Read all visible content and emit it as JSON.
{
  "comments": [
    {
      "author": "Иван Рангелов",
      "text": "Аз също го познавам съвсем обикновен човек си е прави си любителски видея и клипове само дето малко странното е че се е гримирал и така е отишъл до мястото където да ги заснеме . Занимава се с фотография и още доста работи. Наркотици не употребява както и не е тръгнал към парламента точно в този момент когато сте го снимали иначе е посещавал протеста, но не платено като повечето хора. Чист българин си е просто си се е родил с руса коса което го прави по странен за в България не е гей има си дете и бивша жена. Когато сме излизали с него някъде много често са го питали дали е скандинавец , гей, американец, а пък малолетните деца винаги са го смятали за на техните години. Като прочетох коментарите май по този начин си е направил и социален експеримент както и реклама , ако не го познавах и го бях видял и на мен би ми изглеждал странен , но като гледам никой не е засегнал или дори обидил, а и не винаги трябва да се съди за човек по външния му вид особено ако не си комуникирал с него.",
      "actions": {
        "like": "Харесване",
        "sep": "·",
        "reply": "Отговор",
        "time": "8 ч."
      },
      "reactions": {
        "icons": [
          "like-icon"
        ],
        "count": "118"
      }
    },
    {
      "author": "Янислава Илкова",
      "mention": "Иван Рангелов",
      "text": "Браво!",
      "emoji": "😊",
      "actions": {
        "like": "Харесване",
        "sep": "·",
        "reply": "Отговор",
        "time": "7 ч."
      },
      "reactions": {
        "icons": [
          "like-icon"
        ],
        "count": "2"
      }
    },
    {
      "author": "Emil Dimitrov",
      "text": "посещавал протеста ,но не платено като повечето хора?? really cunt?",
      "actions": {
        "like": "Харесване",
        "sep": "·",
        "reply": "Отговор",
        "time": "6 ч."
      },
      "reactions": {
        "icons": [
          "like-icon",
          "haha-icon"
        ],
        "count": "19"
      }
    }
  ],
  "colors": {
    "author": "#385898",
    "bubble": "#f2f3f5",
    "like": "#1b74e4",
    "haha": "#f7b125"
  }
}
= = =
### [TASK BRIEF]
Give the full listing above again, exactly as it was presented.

### [ANSWER SPACE]
Read all visible content and emit it as JSON.
{
  "comments": [
    {
      "author": "Иван Рангелов",
      "text": "Аз също го познавам съвсем обикновен човек си е прави си любителски видея и клипове само дето малко странното е че се е гримирал и така е отишъл до мястото където да ги заснеме . Занимава се с фотография и още доста работи. Наркотици не употребява както и не е тръгнал към парламента точно в този момент когато сте го снимали иначе е посещавал протеста, но не платено като повечето хора. Чист българин си е просто си се е родил с руса коса което го прави по странен за в България не е гей има си дете и бивша жена. Когато сме излизали с него някъде много често са го питали дали е скандинавец , гей, американец, а пък малолетните деца винаги са го смятали за на техните години. Като прочетох коментарите май по този начин си е направил и социален експеримент както и реклама , ако не го познавах и го бях видял и на мен би ми изглеждал странен , но като гледам никой не е засегнал или дори обидил, а и не винаги трябва да се съди за човек по външния му вид особено ако не си комуникирал с него.",
      "actions": {
        "like": "Харесване",
        "sep": "·",
        "reply": "Отговор",
        "time": "8 ч."
      },
      "reactions": {
        "icons": [
          "like-icon"
        ],
        "count": "118"
      }
    },
    {
      "author": "Янислава Илкова",
      "mention": "Иван Рангелов",
      "text": "Браво!",
      "emoji": "😊",
      "actions": {
        "like": "Харесване",
        "sep": "·",
        "reply": "Отговор",
        "time": "7 ч."
      },
      "reactions": {
        "icons": [
          "like-icon"
        ],
        "count": "2"
      }
    },
    {
      "author": "Emil Dimitrov",
      "text": "посещавал протеста ,но не платено като повечето хора?? really cunt?",
      "actions": {
        "like": "Харесване",
        "sep": "·",
        "reply": "Отговор",
        "time": "6 ч."
      },
      "reactions": {
        "icons": [
          "like-icon",
          "haha-icon"
        ],
        "count": "19"
      }
    }
  ],
  "colors": {
    "author": "#385898",
    "bubble": "#f2f3f5",
    "like": "#1b74e4",
    "haha": "#f7b125"
  }
}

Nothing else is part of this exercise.